*Work required*: Could you please retype all of the data below exactly?

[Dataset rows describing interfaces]
•••

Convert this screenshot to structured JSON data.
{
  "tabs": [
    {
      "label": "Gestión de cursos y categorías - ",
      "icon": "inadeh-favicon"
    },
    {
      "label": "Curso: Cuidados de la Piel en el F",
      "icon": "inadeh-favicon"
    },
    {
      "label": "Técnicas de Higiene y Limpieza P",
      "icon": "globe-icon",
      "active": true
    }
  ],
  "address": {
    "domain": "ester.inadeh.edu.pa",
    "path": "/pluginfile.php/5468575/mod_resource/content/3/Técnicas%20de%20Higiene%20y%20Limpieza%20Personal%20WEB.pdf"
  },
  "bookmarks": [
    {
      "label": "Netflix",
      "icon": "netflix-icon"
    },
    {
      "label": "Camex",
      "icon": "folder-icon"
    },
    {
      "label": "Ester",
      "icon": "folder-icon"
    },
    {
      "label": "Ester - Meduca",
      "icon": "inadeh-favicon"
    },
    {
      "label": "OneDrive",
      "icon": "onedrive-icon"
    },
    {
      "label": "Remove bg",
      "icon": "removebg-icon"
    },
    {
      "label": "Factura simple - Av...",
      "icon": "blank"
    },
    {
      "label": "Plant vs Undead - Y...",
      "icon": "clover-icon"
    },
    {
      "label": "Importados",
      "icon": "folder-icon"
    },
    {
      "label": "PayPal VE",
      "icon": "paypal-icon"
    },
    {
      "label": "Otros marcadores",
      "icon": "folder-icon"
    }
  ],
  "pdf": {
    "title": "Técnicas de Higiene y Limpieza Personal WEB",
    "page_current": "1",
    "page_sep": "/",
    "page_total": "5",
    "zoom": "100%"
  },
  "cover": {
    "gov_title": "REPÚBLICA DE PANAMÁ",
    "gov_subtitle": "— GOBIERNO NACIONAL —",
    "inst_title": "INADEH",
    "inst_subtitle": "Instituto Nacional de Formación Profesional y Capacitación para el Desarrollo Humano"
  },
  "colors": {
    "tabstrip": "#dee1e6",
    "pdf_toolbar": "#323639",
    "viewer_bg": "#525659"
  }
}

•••

*Exercise output*:
Convert this screenshot to structured JSON data.
{
  "tabs": [
    {
      "label": "Gestión de cursos y categorías - ",
      "icon": "inadeh-favicon"
    },
    {
      "label": "Curso: Cuidados de la Piel en el F",
      "icon": "inadeh-favicon"
    },
    {
      "label": "Técnicas de Higiene y Limpieza P",
      "icon": "globe-icon",
      "active": true
    }
  ],
  "address": {
    "domain": "ester.inadeh.edu.pa",
    "path": "/pluginfile.php/5468575/mod_resource/content/3/Técnicas%20de%20Higiene%20y%20Limpieza%20Personal%20WEB.pdf"
  },
  "bookmarks": [
    {
      "label": "Netflix",
      "icon": "netflix-icon"
    },
    {
      "label": "Camex",
      "icon": "folder-icon"
    },
    {
      "label": "Ester",
      "icon": "folder-icon"
    },
    {
      "label": "Ester - Meduca",
      "icon": "inadeh-favicon"
    },
    {
      "label": "OneDrive",
      "icon": "onedrive-icon"
    },
    {
      "label": "Remove bg",
      "icon": "removebg-icon"
    },
    {
      "label": "Factura simple - Av...",
      "icon": "blank"
    },
    {
      "label": "Plant vs Undead - Y...",
      "icon": "clover-icon"
    },
    {
      "label": "Importados",
      "icon": "folder-icon"
    },
    {
      "label": "PayPal VE",
      "icon": "paypal-icon"
    },
    {
      "label": "Otros marcadores",
      "icon": "folder-icon"
    }
  ],
  "pdf": {
    "title": "Técnicas de Higiene y Limpieza Personal WEB",
    "page_current": "1",
    "page_sep": "/",
    "page_total": "5",
    "zoom": "100%"
  },
  "cover": {
    "gov_title": "REPÚBLICA DE PANAMÁ",
    "gov_subtitle": "— GOBIERNO NACIONAL —",
    "inst_title": "INADEH",
    "inst_subtitle": "Instituto Nacional de Formación Profesional y Capacitación para el Desarrollo Humano"
  },
  "colors": {
    "tabstrip": "#dee1e6",
    "pdf_toolbar": "#323639",
    "viewer_bg": "#525659"
  }
}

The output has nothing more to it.